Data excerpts
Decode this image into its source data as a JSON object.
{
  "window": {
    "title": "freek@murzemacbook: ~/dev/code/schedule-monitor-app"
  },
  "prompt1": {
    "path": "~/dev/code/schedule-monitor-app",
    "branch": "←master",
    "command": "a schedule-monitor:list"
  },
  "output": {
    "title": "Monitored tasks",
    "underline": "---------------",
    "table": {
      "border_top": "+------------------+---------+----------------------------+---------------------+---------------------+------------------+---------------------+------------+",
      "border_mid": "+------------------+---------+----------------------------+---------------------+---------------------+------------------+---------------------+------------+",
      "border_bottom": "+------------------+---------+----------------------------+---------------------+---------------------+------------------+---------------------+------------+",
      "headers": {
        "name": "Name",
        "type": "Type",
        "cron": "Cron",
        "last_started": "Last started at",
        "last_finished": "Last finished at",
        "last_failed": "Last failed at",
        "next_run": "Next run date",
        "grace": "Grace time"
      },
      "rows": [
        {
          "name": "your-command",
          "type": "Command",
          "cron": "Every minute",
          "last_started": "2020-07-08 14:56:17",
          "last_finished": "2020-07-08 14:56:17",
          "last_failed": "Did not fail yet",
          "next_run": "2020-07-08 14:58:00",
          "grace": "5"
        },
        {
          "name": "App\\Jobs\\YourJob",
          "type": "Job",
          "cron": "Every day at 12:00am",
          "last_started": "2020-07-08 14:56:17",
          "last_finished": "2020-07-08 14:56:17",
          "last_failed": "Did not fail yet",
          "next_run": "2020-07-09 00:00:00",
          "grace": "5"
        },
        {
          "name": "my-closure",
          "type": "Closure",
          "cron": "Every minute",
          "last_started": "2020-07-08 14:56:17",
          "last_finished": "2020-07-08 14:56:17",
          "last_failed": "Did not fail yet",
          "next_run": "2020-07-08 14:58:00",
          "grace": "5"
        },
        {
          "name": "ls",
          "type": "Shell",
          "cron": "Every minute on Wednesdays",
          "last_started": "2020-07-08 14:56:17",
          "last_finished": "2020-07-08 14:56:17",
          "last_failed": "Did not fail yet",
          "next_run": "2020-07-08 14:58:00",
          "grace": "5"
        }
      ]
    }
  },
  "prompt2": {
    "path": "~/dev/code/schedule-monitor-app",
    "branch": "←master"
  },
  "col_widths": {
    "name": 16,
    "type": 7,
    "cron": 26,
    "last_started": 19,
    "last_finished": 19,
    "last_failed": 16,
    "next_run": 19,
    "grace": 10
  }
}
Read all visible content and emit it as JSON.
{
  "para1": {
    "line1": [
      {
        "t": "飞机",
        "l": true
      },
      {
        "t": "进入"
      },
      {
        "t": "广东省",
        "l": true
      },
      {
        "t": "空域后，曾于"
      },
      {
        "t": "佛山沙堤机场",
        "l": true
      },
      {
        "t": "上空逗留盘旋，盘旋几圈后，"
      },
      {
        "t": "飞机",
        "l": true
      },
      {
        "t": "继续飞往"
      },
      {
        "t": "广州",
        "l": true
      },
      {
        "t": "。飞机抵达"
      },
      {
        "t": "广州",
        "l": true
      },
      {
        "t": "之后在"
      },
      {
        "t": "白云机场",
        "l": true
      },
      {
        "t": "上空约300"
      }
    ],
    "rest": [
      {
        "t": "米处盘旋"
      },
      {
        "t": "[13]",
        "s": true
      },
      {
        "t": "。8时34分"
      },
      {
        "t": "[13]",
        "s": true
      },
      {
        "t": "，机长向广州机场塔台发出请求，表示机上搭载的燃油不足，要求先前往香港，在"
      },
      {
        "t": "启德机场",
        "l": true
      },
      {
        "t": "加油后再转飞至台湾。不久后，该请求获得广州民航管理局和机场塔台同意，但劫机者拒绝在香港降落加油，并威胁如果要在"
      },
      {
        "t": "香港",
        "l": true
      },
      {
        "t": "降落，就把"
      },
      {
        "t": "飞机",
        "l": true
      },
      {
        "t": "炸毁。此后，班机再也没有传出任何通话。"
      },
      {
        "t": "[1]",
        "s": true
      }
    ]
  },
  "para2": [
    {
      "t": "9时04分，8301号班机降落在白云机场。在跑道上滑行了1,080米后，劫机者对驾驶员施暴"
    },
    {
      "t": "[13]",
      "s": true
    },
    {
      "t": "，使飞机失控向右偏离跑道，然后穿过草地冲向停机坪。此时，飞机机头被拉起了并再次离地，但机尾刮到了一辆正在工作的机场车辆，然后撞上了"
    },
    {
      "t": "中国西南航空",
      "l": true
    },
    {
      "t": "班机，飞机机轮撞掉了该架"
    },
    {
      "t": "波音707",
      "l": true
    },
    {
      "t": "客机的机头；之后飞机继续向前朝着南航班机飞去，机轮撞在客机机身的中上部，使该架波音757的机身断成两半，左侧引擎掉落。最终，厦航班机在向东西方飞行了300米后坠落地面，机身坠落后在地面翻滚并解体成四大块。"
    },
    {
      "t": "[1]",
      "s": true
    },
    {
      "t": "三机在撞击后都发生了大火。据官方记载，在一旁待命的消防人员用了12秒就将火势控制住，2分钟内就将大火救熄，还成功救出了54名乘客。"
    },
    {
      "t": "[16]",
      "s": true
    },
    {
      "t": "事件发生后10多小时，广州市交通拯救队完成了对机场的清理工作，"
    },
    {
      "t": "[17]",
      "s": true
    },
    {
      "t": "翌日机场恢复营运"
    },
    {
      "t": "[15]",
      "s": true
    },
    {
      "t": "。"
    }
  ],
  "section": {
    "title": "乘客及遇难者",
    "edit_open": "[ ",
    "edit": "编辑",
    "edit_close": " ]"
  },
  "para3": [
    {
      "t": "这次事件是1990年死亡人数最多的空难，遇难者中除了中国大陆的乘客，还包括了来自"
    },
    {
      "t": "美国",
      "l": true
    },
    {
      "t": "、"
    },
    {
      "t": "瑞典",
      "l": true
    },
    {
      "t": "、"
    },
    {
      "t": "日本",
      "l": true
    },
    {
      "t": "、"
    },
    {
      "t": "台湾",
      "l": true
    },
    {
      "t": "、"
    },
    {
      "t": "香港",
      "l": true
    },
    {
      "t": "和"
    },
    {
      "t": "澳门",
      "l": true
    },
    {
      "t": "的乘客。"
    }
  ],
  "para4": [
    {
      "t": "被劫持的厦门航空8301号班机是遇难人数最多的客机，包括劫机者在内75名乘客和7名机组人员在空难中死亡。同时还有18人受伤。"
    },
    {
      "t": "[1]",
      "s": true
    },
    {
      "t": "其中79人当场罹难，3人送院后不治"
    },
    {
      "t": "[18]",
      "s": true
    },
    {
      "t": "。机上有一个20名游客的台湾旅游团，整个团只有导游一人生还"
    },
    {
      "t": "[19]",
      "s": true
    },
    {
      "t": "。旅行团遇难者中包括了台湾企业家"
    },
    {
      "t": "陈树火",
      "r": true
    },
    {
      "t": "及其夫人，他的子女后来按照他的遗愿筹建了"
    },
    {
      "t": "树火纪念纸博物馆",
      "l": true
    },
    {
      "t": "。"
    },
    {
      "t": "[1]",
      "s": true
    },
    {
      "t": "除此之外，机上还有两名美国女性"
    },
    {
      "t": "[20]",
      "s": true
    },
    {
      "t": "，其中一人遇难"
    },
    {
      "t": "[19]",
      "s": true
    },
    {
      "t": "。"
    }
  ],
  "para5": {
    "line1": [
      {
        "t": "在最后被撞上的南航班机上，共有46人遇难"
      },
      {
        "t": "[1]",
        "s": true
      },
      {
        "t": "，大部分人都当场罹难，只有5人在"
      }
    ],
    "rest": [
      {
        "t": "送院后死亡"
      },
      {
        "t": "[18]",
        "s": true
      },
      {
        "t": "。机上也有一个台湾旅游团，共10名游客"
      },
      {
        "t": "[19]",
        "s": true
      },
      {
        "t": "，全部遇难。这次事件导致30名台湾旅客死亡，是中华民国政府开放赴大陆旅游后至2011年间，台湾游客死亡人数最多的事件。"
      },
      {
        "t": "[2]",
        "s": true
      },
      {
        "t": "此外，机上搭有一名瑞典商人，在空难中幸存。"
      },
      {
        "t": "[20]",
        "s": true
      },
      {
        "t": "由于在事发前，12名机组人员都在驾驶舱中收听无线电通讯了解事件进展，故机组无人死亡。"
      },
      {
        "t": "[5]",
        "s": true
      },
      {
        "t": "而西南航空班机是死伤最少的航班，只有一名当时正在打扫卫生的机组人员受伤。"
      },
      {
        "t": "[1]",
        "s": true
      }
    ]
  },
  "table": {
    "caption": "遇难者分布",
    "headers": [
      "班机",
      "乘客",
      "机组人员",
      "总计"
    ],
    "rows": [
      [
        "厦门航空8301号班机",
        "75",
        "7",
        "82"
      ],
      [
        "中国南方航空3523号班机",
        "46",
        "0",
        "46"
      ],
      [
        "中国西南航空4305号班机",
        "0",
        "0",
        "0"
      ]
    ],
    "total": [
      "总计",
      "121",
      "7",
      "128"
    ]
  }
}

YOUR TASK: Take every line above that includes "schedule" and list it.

TASK OUTPUT:
    "title": "freek@murzemacbook: ~/dev/code/schedule-monitor-app"
    "path": "~/dev/code/schedule-monitor-app",
    "command": "a schedule-monitor:list"
    "path": "~/dev/code/schedule-monitor-app",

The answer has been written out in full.